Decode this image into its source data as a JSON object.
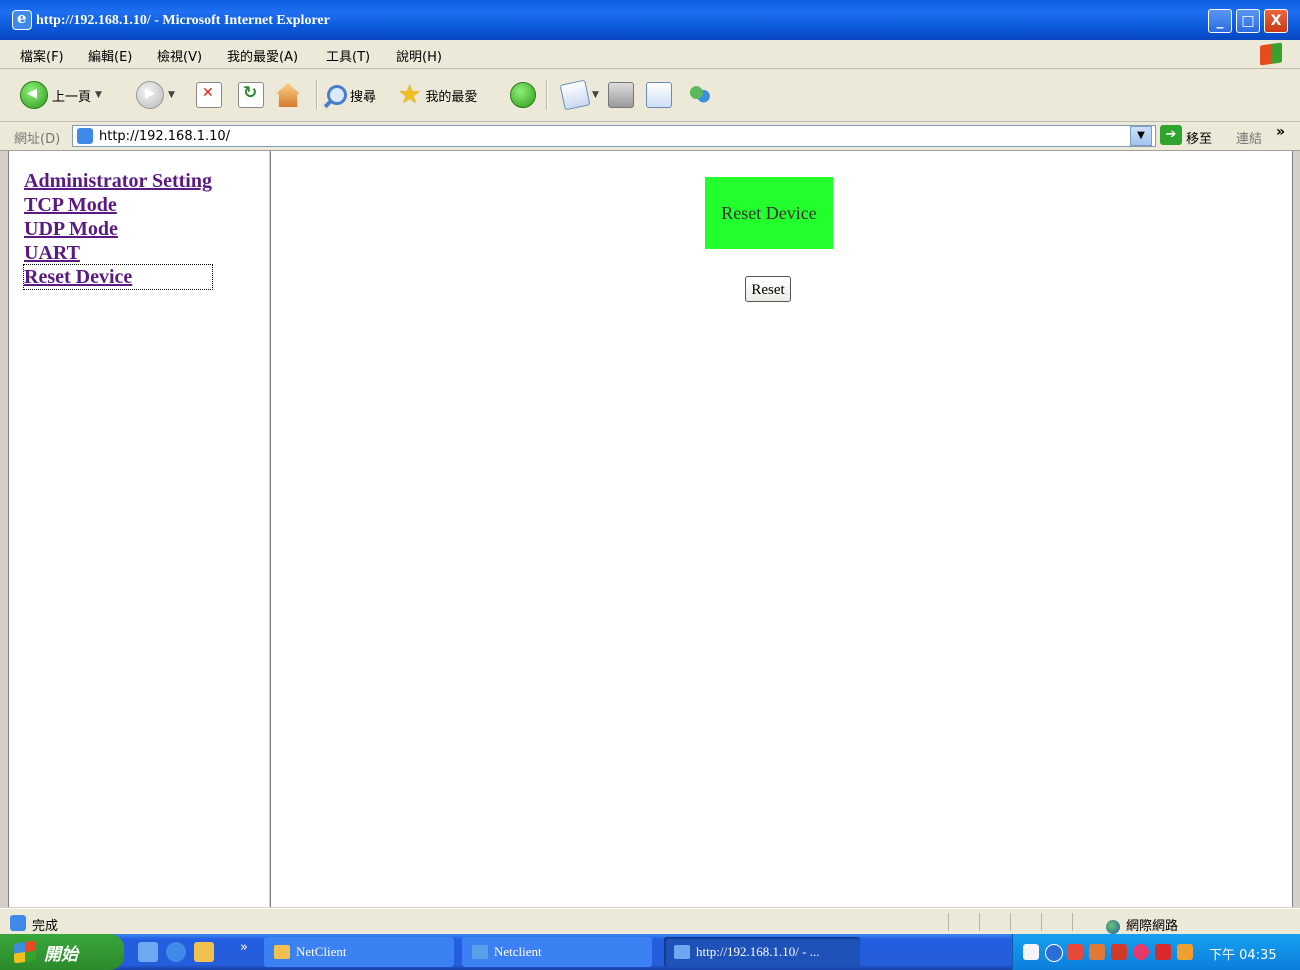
{
  "window": {
    "title": "http://192.168.1.10/ - Microsoft Internet Explorer",
    "controls": {
      "minimize": "_",
      "maximize": "□",
      "close": "X"
    }
  },
  "menu": [
    "檔案(F)",
    "編輯(E)",
    "檢視(V)",
    "我的最愛(A)",
    "工具(T)",
    "說明(H)"
  ],
  "toolbar": {
    "back_label": "上一頁",
    "search_label": "搜尋",
    "favorites_label": "我的最愛"
  },
  "address": {
    "label": "網址(D)",
    "url": "http://192.168.1.10/",
    "go_label": "移至",
    "links_label": "連結",
    "more_label": "»"
  },
  "nav": {
    "items": [
      "Administrator Setting",
      "TCP Mode",
      "UDP Mode",
      "UART",
      "Reset Device"
    ],
    "focused_index": 4
  },
  "main": {
    "heading": "Reset Device",
    "heading_color": "#22ff2c",
    "button_label": "Reset"
  },
  "status": {
    "text": "完成",
    "zone": "網際網路"
  },
  "taskbar": {
    "start_label": "開始",
    "overflow": "»",
    "buttons": [
      "NetClient",
      "Netclient",
      "http://192.168.1.10/ - ..."
    ],
    "clock": "下午 04:35"
  },
  "icons": [
    "ie-icon",
    "back-icon",
    "forward-icon",
    "stop-icon",
    "refresh-icon",
    "home-icon",
    "search-icon",
    "favorites-icon",
    "history-icon",
    "mail-icon",
    "print-icon",
    "edit-icon",
    "messenger-icon",
    "globe-icon",
    "windows-flag-icon"
  ]
}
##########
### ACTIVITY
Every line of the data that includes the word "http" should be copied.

### ANSWER FOR THIS EXERCISE
    "title": "http://192.168.1.10/ - Microsoft Internet Explorer",
    "url": "http://192.168.1.10/",
      "http://192.168.1.10/ - ..."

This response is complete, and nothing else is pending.